Name: Anthony P. DeVito
Arrived From: New Jersey
Arrival Date: 2008

When and where did you start performing comedy?
“Technically, I had done it in New Jersey years before moving to New York. But that was just a couple times.”

“My first NYC mic was at Cake Shop when Kate Berlant hosted it. I went up under a fake name, Leslie Oliver. I was too scared to write jokes as myself, so I told boring stories where the joke was the tedium. Some people thought I was high concept. Really, I was nervous.”

What was your best credit when you moved here?
“That I knew Greg Stone.”

Why did you pick NYC instead of Los Angeles or anywhere else?
“My family lives in New Jersey. I talk to my Mom everyday, I see her about two-three times a month. I spent most of my early 20s traveling, I wanted to be closer to home. Also, I still had a foot in architecture. Comedy was in the back of my mind when it came to living in NY. I moved here because I loved the city.
Also, I didn’t even know people moved to LA for comedy. I thought it was only actors coming off a bus from the Midwest who end up in pornography.”

How is this scene better/worse/different from the scene you started in/moved from?
“It’s more scattered. When I started, it didn’t matter what scene you were in, everyone went to Kabin on Thursday night. So, it became a place where both alt and club comics were. And, I think comedy best benefits from variety in sensibilities.

You need each room to be well-rounded. Mics and alt rooms reward original premises. Clubs crowds are more interested in hard punchlines. So, doing both makes your bits bulletproof. Then, you do the bit at a casino and realize there’s no such thing as bulletproof.”

How long did it take you to get your first paid gig in New York after moving here?
“I think it was a year and a half. I was lucky enough to do Whiplash soon after starting. When I did it, there was a college kid in the crowd who booked a ‘kosher college comedy tour.’ I look close enough, so I got the gig. We did a Hillel house in Rutgers, NJ. I probably made $100. I didn’t know making money in comedy was possible. At the time, three drink tickets felt like six figures. I still don’t know what six figures feels like.”

Can you describe an “only in New York” experience from living here? How do your describe this city to outsiders?
“There was a street performer on an afternoon N train I always took into Manhattan. He did magic. He’d do two tricks, then reach into his bag for a third one. But, he’d just pull out a bird. He skipped the step where he had nothing, then a bird. He’d just show everyone he had a bird. It made me laugh so hard. And, no one looked up. Living in NYC is like being in a haunted house. The city doesn’t want you here. Instead of a ghost flicking the lights on and off, the subway will skip your stop when you’re already late.”

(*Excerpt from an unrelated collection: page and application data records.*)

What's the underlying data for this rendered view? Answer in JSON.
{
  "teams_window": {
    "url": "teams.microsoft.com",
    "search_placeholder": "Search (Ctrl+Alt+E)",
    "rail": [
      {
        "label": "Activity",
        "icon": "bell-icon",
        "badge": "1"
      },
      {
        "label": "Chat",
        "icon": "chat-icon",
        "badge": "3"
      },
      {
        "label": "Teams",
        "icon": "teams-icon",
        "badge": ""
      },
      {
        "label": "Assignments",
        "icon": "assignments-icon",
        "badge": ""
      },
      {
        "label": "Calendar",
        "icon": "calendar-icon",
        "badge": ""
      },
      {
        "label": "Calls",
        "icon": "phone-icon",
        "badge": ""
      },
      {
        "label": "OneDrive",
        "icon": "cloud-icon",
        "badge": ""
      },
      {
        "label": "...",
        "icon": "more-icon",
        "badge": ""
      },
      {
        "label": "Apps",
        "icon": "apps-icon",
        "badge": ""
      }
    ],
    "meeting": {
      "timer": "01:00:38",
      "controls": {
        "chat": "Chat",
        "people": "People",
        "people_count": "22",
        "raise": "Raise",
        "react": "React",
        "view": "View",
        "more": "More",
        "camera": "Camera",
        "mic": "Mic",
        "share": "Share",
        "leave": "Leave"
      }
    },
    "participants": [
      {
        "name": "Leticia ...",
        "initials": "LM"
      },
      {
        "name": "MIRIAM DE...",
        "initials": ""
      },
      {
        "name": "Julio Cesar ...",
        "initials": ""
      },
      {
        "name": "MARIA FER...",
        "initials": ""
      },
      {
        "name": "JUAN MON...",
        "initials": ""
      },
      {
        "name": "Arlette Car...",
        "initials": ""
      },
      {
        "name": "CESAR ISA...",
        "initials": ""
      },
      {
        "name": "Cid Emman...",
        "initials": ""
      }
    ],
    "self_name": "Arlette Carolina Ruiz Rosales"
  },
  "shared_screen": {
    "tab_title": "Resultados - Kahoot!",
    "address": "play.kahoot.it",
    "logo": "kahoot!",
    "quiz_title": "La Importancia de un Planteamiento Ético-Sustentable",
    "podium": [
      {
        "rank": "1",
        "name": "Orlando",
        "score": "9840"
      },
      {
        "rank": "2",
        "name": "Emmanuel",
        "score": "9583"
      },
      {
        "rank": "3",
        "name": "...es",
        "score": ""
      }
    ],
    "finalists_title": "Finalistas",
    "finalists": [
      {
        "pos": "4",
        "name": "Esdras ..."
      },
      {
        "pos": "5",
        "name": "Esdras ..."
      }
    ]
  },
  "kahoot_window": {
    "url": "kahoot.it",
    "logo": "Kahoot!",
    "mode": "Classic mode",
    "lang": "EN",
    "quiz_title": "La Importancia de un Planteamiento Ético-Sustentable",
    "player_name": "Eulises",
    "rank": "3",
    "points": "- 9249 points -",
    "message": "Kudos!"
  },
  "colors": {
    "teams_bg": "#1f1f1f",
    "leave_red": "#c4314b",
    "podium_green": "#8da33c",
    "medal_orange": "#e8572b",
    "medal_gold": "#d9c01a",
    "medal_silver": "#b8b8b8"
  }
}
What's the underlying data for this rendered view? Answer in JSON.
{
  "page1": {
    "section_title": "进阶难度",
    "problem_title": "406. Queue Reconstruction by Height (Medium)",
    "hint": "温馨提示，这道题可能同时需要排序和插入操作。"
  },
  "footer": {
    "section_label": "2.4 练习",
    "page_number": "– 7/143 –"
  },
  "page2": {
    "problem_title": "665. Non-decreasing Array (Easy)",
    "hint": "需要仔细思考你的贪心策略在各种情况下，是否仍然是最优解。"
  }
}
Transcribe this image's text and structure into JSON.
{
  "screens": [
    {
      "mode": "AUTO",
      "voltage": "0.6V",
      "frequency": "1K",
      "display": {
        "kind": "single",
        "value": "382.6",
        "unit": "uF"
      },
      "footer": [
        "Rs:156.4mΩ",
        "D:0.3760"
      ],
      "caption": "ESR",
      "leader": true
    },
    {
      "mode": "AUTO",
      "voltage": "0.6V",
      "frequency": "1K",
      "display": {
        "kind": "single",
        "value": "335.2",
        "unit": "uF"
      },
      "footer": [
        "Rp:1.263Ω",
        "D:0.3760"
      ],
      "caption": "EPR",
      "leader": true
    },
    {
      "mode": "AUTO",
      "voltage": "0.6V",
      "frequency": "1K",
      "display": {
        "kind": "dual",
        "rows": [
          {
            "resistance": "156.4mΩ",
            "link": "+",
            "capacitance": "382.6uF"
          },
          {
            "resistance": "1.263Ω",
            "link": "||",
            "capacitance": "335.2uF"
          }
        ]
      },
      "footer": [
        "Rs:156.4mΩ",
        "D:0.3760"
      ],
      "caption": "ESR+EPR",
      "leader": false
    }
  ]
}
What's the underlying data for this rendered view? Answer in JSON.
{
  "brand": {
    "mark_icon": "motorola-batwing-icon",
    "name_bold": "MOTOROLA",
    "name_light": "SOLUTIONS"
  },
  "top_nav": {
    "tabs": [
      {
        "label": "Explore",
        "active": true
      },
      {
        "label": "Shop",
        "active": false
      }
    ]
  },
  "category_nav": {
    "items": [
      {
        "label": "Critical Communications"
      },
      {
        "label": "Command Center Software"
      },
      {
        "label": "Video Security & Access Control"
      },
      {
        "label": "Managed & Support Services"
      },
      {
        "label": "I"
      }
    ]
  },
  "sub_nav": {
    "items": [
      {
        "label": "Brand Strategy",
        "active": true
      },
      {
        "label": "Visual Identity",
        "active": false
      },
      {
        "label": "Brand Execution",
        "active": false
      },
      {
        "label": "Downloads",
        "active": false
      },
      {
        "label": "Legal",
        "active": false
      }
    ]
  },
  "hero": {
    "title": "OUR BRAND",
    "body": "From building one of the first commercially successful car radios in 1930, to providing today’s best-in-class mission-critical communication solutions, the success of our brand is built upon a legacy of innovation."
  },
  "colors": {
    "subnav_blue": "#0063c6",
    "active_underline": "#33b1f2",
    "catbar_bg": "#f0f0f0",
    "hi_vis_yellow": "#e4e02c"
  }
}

What tip would you give any comedian who moves here?
“Be a person in NYC. People travel from all over the world to this town. You’re not just doing comedy in NYC, you’re also living here. And, don’t waste your time on egg creams. They’re all gross.”

Where do you see yourself five years from now?
“The White House.”

Get Anthony DeVito’s “Dream Occupation” wherever you buy your comedy albums these days, including iTunes and Amazon here:

On Spotify:

Which NYC comedian would you like to see me style and profile next for Meet Me In New York? Send your nominations to: thecomicscomic AT gmail DOT com